UNT kept its dream of being bowl-eligible alive last season until falling at home to Western Kentucky in Week 11. The Mean Green lost four games by a combined 13 points in 2010, when UNT finished 3-9 and changed coaches.
Dan McCarney took over for Todd Dodge, who was fired in the middle of the season and replaced by interim head coach Mike Canales.
Those close calls stung for Feeley and the rest of the Mean Green’s fifth-year seniors.
“Every year we felt like we could have done it and regretted that we didn’t,” Cantly said. “If you ask any of the guys who have been around a while, there is definitely a change. There is no reason we shouldn’t go all the way this year. All of the guys here have bought in. Some of us, it took a little longer. Some of the other guys in our class aren’t here anymore. They got kicked off or quit.”
UNT is hoping the players left will band together and make a run in what is expected to be a highly competitive league race.
Louisiana-Monroe, a team that was expected to finish in the middle of the Sun Belt pack, upset No. 8 Arkansas and took Auburn to overtime.
Western Kentucky picked up a huge win over in-state rival Kentucky for its first win over a team from a BCS automatic qualifying conference, not to mention its first win over a team from the Southeastern Conference.
And while the wins might not be as impressive, Arkansas State and Middle Tennessee beat Memphis, while Florida International edged Akron for the kind of nonconference wins Sun Belt teams have struggled to post in the past.
“There is no doubt that we are improved this year,” McCarney said of the Sun Belt. “You can see that with the level of competition, the wins over teams in other conferences and the teams in our league that played well against nationally ranked teams. It’s going to be a tremendous race.”
It’s one UNT was not expected to be a factor in at the beginning of the season.
The Mean Green was picked to finish eighth in the preseason coaches poll, ahead of only Florida Atlantic and South Alabama. FAU didn’t win a Sun Belt game last year, while USA is still in the process of moving up from the Football Championship Subdivision to join the league.
UNT had just two players named to the preseason All-Sun Belt team: offensive lineman Cyril Lemon and punter Will Atterberry.
UNT has looked better than it was projected to be in nonconference play. The Mean Green hung with Kansas State and rolled past Texas Southern, a team it was expected to handle easily and did.
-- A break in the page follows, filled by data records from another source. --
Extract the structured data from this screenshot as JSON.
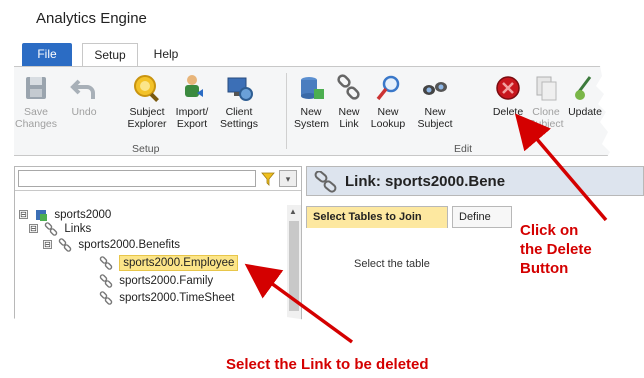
{
  "app": {
    "title": "Analytics Engine"
  },
  "tabs": [
    {
      "label": "File"
    },
    {
      "label": "Setup"
    },
    {
      "label": "Help"
    }
  ],
  "ribbon": {
    "buttons": [
      {
        "line1": "Save",
        "line2": "Changes",
        "icon": "save-icon",
        "disabled": true
      },
      {
        "line1": "Undo",
        "line2": "",
        "icon": "undo-icon",
        "disabled": true
      },
      {
        "line1": "Subject",
        "line2": "Explorer",
        "icon": "subject-explorer-icon",
        "disabled": false
      },
      {
        "line1": "Import/",
        "line2": "Export",
        "icon": "import-export-icon",
        "disabled": false
      },
      {
        "line1": "Client",
        "line2": "Settings",
        "icon": "client-settings-icon",
        "disabled": false
      },
      {
        "line1": "New",
        "line2": "System",
        "icon": "new-system-icon",
        "disabled": false
      },
      {
        "line1": "New",
        "line2": "Link",
        "icon": "new-link-icon",
        "disabled": false
      },
      {
        "line1": "New",
        "line2": "Lookup",
        "icon": "new-lookup-icon",
        "disabled": false
      },
      {
        "line1": "New",
        "line2": "Subject",
        "icon": "new-subject-icon",
        "disabled": false
      },
      {
        "line1": "Delete",
        "line2": "",
        "icon": "delete-icon",
        "disabled": false
      },
      {
        "line1": "Clone",
        "line2": "Subject",
        "icon": "clone-subject-icon",
        "disabled": true
      },
      {
        "line1": "Update",
        "line2": "",
        "icon": "update-icon",
        "disabled": false
      }
    ],
    "groups": [
      {
        "label": "Setup"
      },
      {
        "label": "Edit"
      }
    ]
  },
  "explorer": {
    "search": {
      "value": "",
      "placeholder": ""
    },
    "tree": [
      {
        "label": "sports2000",
        "icon": "database-icon",
        "expander": "⊟"
      },
      {
        "label": "Links",
        "icon": "link-icon",
        "expander": "⊟"
      },
      {
        "label": "sports2000.Benefits",
        "icon": "link-icon",
        "expander": "⊟"
      },
      {
        "label": "sports2000.Employee",
        "icon": "link-icon",
        "selected": true
      },
      {
        "label": "sports2000.Family",
        "icon": "link-icon"
      },
      {
        "label": "sports2000.TimeSheet",
        "icon": "link-icon"
      }
    ]
  },
  "detail": {
    "title": "Link: sports2000.Bene",
    "tabs": [
      {
        "label": "Select Tables to Join"
      },
      {
        "label": "Define"
      }
    ],
    "body": "Select the table"
  },
  "annotations": {
    "delete_note": [
      "Click on",
      "the Delete",
      "Button"
    ],
    "select_note": "Select the Link to be deleted",
    "color": "#d40000"
  },
  "colors": {
    "file_tab": "#2b6cc4",
    "selection": "#fce588",
    "active_tab": "#fde8a0",
    "header": "#dde4ee"
  }
}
The challenge now will be translating that success to its final season in the Sun Belt. UNT will play with a target on its back in its final season in the league before moving to Conference USA.
In the past, those obstacles might have been too much to overcome. The four longest-tenured players on UNT’s team believe that this year will be different, largely because of the change in the program’s culture under McCarney.
“We think we can win the conference, especially with the defense that we have,” Cantly said. “We feel like we should have the most dominant defense in the league. We don’t have any weak links like we used to have.”
The younger players on UNT’s roster can sense how important it is to the team’s fifth-year seniors to make the most of their last season.
“This is their last shot,” junior quarterback Derek Thompson said. “I know how important it is to them. They have been through some tough stretches. We want to do it for them.”
UNT’s players and coaches acknowledge it won’t be easy, a sentiment echoed by the coaches of the teams that have jumped into the national headlines with upsets.
“We have always said that any team can beat anyone in this conference on any given Saturday or Tuesday or whatever day you play on,” WKU head coach Willie Taggart said. “We have some really good teams in this conference.”
UNT’s quartet of fifth-year seniors know that is the case and are confident they have the ability to make their last year one to remember.
“The four of us are always talking about it,” Feeley said. “The things that we have been through with the hard losses and the blowouts, we don’t want to go out without winning.”
BRETT VITO can be reached at 940-566-6870. His e-mail address is firstname.lastname@example.org .